into this
material.

fine imported
ro

Madras

-

4CW
y V

dMiwo

14
SINCE 1959

,,
f ' "'
"
. ..

1209 S. University near Church Street

S

v.
' i V

Have a
WONDERFUL
VACATION!

Ve'Il see you when you return.

FOLLETT'S

li

Is your future up in the air?

As the communications needs of our nation
become steadily greater and more complex,
the Bell Telephone System is'continuing its
pioneer work in microwave by "taking to the
air" more and more to get the word across.
To this end, Western Electric-the manu-
facturing arm of the Bell System-has the
monumental task of producing a large part of
the microwave transmission equipment that
knits our country together by shrinking thou-
sands of miles into mere seconds.
In spite of its great technological strides,
the science of radio relay is a rapidly-changing
one. And new break-thronghs and advances
are common occurrences. A case in point:.our
Bell System "TH" Microwave Radio Relay.
This newest development in long-distance
telephone transmission will eventually triple
the nresent messacre-carrvingrcanacity of exist-

it takes top-caliber people to help us broaden
our horizons into such exciting new areas as
communication by satellites!
And microwave is only part of Western
Electric's opportunity story. We have-right
now-hundreds of challenging and rewarding
positions in virtually all areas of telephony,
as well as in development and building of
defense communications and missile guidance
systems for the Government.
So, if your future is "up in the air," you owe
it to your career to see "what's up" for you at
Western Electric.

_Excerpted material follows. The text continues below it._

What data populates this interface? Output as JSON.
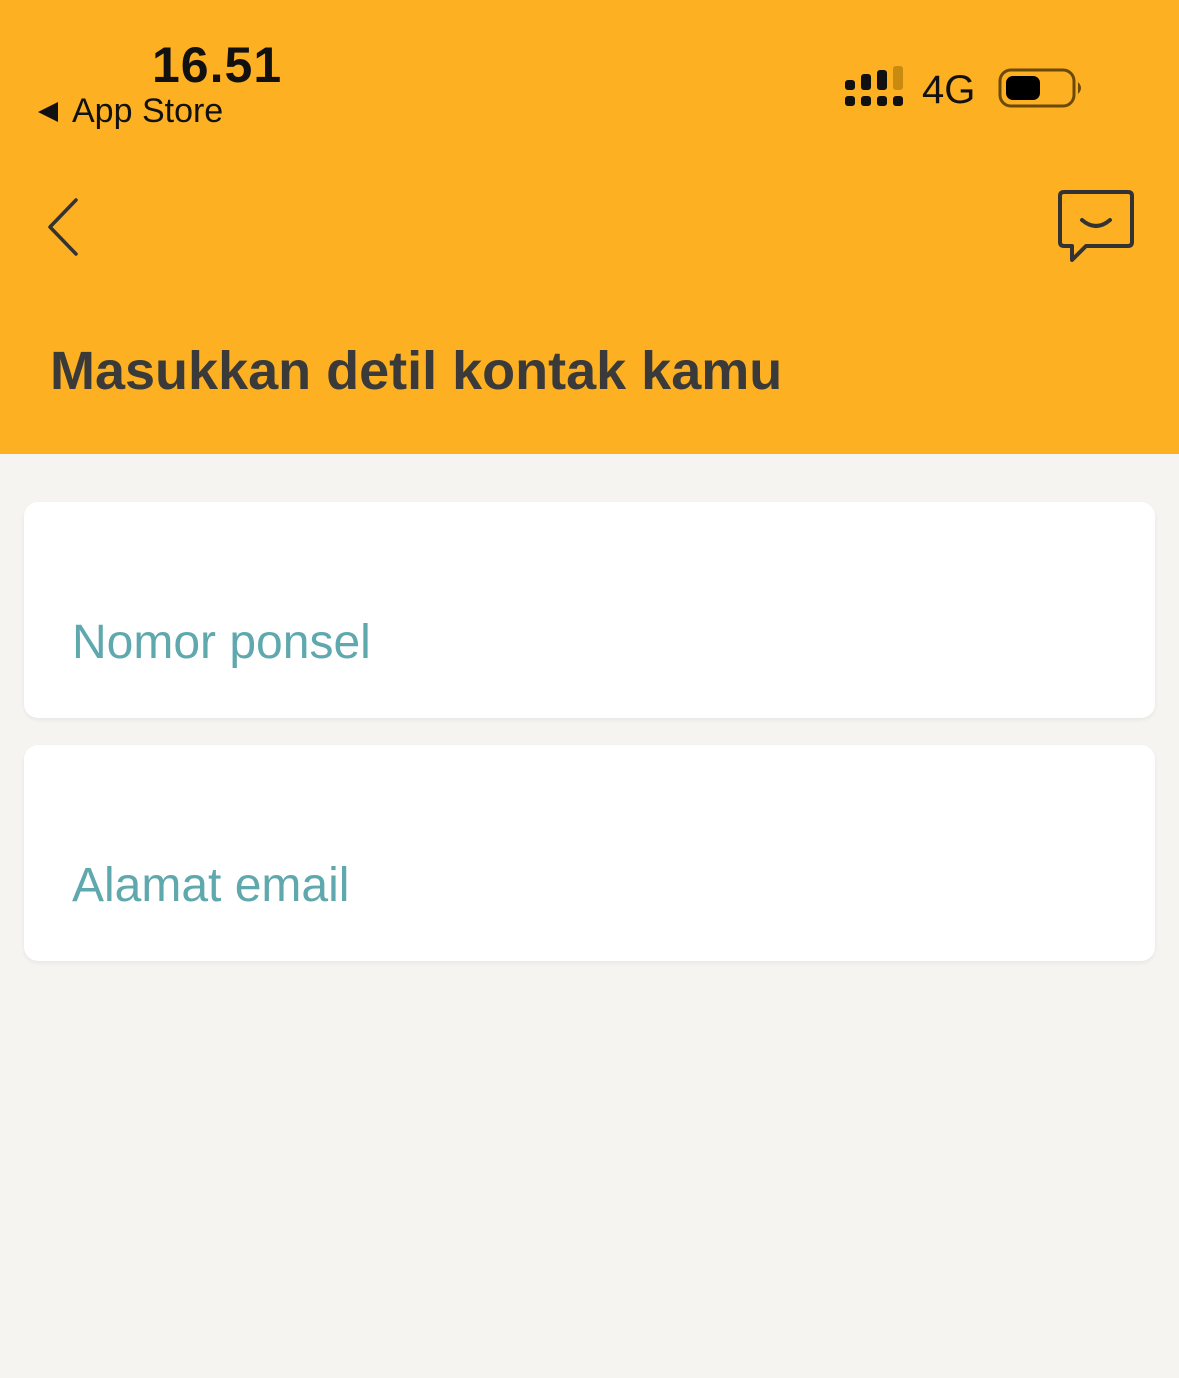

Opportunities exist for electrical, mechanical, indus-
trial, civil and chemical engineers, as well as physical
science, liberal arts, and business majors. For more
information, get your copy of "Western Electric and
Your Career" from your Placement Officer. Or write
College Relations, Room 6106, Western Electric Com-
n . n9 .....n ._ M. aur... V.. .. -r 7 V _A.. 6....

11

Back to Top

© 2020 Regents of the University of Michigan